Data excerpts

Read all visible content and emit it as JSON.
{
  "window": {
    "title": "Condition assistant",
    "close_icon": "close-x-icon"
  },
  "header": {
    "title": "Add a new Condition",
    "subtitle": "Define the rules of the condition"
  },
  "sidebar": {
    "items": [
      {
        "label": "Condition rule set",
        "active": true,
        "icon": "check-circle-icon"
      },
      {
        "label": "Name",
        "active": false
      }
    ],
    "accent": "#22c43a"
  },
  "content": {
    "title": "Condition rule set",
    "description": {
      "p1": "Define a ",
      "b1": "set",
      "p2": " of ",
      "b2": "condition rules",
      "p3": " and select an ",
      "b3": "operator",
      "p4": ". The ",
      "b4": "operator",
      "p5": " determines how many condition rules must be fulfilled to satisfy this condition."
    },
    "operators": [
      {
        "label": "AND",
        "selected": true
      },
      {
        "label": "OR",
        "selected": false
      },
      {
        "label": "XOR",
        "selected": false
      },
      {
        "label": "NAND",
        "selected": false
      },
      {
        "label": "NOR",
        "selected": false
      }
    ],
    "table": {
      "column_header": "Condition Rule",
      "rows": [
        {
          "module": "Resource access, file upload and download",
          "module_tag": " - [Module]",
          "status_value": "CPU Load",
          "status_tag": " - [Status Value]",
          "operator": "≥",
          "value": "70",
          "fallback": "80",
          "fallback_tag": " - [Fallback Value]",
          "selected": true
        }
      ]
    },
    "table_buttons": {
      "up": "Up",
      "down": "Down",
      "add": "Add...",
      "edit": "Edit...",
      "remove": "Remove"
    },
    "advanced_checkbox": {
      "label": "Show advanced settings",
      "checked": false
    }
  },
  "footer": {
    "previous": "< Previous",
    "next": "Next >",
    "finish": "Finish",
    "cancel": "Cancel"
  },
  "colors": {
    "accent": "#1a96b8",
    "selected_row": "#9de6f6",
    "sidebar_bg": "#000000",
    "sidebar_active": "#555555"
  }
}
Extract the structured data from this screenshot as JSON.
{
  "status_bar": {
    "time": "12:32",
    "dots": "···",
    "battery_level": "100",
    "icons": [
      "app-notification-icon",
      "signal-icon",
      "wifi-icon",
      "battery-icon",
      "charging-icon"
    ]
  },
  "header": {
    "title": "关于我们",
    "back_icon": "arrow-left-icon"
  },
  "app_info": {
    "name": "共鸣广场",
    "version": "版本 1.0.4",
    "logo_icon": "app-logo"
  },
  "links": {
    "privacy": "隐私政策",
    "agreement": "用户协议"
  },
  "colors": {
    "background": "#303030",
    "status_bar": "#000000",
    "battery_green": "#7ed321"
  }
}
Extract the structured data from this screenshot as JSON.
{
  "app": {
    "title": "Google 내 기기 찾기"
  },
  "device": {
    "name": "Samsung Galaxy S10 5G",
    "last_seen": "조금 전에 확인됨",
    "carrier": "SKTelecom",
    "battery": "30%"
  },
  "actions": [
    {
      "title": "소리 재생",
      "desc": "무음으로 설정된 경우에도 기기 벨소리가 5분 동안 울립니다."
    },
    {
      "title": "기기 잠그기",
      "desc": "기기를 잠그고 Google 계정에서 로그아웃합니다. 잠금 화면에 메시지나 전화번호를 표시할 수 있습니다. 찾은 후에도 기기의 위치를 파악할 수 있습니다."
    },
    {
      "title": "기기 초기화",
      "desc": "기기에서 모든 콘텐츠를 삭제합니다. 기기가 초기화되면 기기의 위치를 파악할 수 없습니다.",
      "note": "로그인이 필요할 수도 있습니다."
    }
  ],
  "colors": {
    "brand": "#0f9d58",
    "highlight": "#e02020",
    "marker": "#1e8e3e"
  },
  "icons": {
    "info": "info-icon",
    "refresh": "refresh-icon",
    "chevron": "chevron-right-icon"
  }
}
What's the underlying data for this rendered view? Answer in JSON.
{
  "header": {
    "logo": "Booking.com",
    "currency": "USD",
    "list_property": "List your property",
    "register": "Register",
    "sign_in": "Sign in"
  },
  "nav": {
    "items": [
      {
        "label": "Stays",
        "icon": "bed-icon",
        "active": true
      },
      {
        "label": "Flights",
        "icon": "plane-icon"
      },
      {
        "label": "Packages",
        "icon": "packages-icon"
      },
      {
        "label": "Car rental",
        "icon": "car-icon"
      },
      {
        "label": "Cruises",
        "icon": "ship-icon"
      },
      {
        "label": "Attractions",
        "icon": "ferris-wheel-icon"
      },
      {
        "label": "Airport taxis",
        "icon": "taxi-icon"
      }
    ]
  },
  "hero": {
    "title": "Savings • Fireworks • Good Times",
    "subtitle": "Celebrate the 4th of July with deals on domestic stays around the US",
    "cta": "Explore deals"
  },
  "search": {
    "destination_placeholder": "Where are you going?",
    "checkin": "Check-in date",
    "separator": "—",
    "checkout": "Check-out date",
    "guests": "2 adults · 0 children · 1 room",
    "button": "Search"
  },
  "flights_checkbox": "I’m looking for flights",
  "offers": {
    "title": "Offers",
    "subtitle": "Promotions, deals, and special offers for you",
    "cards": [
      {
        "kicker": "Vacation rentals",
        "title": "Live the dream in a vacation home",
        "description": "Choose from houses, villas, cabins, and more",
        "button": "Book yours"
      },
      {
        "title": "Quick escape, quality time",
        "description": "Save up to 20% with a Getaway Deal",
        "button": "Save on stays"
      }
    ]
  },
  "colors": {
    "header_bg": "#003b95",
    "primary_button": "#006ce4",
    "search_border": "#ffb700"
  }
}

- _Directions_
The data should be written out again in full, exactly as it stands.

- _Result of this task_
Read all visible content and emit it as JSON.
{
  "window": {
    "title": "Condition assistant",
    "close_icon": "close-x-icon"
  },
  "header": {
    "title": "Add a new Condition",
    "subtitle": "Define the rules of the condition"
  },
  "sidebar": {
    "items": [
      {
        "label": "Condition rule set",
        "active": true,
        "icon": "check-circle-icon"
      },
      {
        "label": "Name",
        "active": false
      }
    ],
    "accent": "#22c43a"
  },
  "content": {
    "title": "Condition rule set",
    "description": {
      "p1": "Define a ",
      "b1": "set",
      "p2": " of ",
      "b2": "condition rules",
      "p3": " and select an ",
      "b3": "operator",
      "p4": ". The ",
      "b4": "operator",
      "p5": " determines how many condition rules must be fulfilled to satisfy this condition."
    },
    "operators": [
      {
        "label": "AND",
        "selected": true
      },
      {
        "label": "OR",
        "selected": false
      },
      {
        "label": "XOR",
        "selected": false
      },
      {
        "label": "NAND",
        "selected": false
      },
      {
        "label": "NOR",
        "selected": false
      }
    ],
    "table": {
      "column_header": "Condition Rule",
      "rows": [
        {
          "module": "Resource access, file upload and download",
          "module_tag": " - [Module]",
          "status_value": "CPU Load",
          "status_tag": " - [Status Value]",
          "operator": "≥",
          "value": "70",
          "fallback": "80",
          "fallback_tag": " - [Fallback Value]",
          "selected": true
        }
      ]
    },
    "table_buttons": {
      "up": "Up",
      "down": "Down",
      "add": "Add...",
      "edit": "Edit...",
      "remove": "Remove"
    },
    "advanced_checkbox": {
      "label": "Show advanced settings",
      "checked": false
    }
  },
  "footer": {
    "previous": "< Previous",
    "next": "Next >",
    "finish": "Finish",
    "cancel": "Cancel"
  },
  "colors": {
    "accent": "#1a96b8",
    "selected_row": "#9de6f6",
    "sidebar_bg": "#000000",
    "sidebar_active": "#555555"
  }
}
Extract the structured data from this screenshot as JSON.
{
  "status_bar": {
    "time": "12:32",
    "dots": "···",
    "battery_level": "100",
    "icons": [
      "app-notification-icon",
      "signal-icon",
      "wifi-icon",
      "battery-icon",
      "charging-icon"
    ]
  },
  "header": {
    "title": "关于我们",
    "back_icon": "arrow-left-icon"
  },
  "app_info": {
    "name": "共鸣广场",
    "version": "版本 1.0.4",
    "logo_icon": "app-logo"
  },
  "links": {
    "privacy": "隐私政策",
    "agreement": "用户协议"
  },
  "colors": {
    "background": "#303030",
    "status_bar": "#000000",
    "battery_green": "#7ed321"
  }
}
Extract the structured data from this screenshot as JSON.
{
  "app": {
    "title": "Google 내 기기 찾기"
  },
  "device": {
    "name": "Samsung Galaxy S10 5G",
    "last_seen": "조금 전에 확인됨",
    "carrier": "SKTelecom",
    "battery": "30%"
  },
  "actions": [
    {
      "title": "소리 재생",
      "desc": "무음으로 설정된 경우에도 기기 벨소리가 5분 동안 울립니다."
    },
    {
      "title": "기기 잠그기",
      "desc": "기기를 잠그고 Google 계정에서 로그아웃합니다. 잠금 화면에 메시지나 전화번호를 표시할 수 있습니다. 찾은 후에도 기기의 위치를 파악할 수 있습니다."
    },
    {
      "title": "기기 초기화",
      "desc": "기기에서 모든 콘텐츠를 삭제합니다. 기기가 초기화되면 기기의 위치를 파악할 수 없습니다.",
      "note": "로그인이 필요할 수도 있습니다."
    }
  ],
  "colors": {
    "brand": "#0f9d58",
    "highlight": "#e02020",
    "marker": "#1e8e3e"
  },
  "icons": {
    "info": "info-icon",
    "refresh": "refresh-icon",
    "chevron": "chevron-right-icon"
  }
}
What's the underlying data for this rendered view? Answer in JSON.
{
  "header": {
    "logo": "Booking.com",
    "currency": "USD",
    "list_property": "List your property",
    "register": "Register",
    "sign_in": "Sign in"
  },
  "nav": {
    "items": [
      {
        "label": "Stays",
        "icon": "bed-icon",
        "active": true
      },
      {
        "label": "Flights",
        "icon": "plane-icon"
      },
      {
        "label": "Packages",
        "icon": "packages-icon"
      },
      {
        "label": "Car rental",
        "icon": "car-icon"
      },
      {
        "label": "Cruises",
        "icon": "ship-icon"
      },
      {
        "label": "Attractions",
        "icon": "ferris-wheel-icon"
      },
      {
        "label": "Airport taxis",
        "icon": "taxi-icon"
      }
    ]
  },
  "hero": {
    "title": "Savings • Fireworks • Good Times",
    "subtitle": "Celebrate the 4th of July with deals on domestic stays around the US",
    "cta": "Explore deals"
  },
  "search": {
    "destination_placeholder": "Where are you going?",
    "checkin": "Check-in date",
    "separator": "—",
    "checkout": "Check-out date",
    "guests": "2 adults · 0 children · 1 room",
    "button": "Search"
  },
  "flights_checkbox": "I’m looking for flights",
  "offers": {
    "title": "Offers",
    "subtitle": "Promotions, deals, and special offers for you",
    "cards": [
      {
        "kicker": "Vacation rentals",
        "title": "Live the dream in a vacation home",
        "description": "Choose from houses, villas, cabins, and more",
        "button": "Book yours"
      },
      {
        "title": "Quick escape, quality time",
        "description": "Save up to 20% with a Getaway Deal",
        "button": "Save on stays"
      }
    ]
  },
  "colors": {
    "header_bg": "#003b95",
    "primary_button": "#006ce4",
    "search_border": "#ffb700"
  }
}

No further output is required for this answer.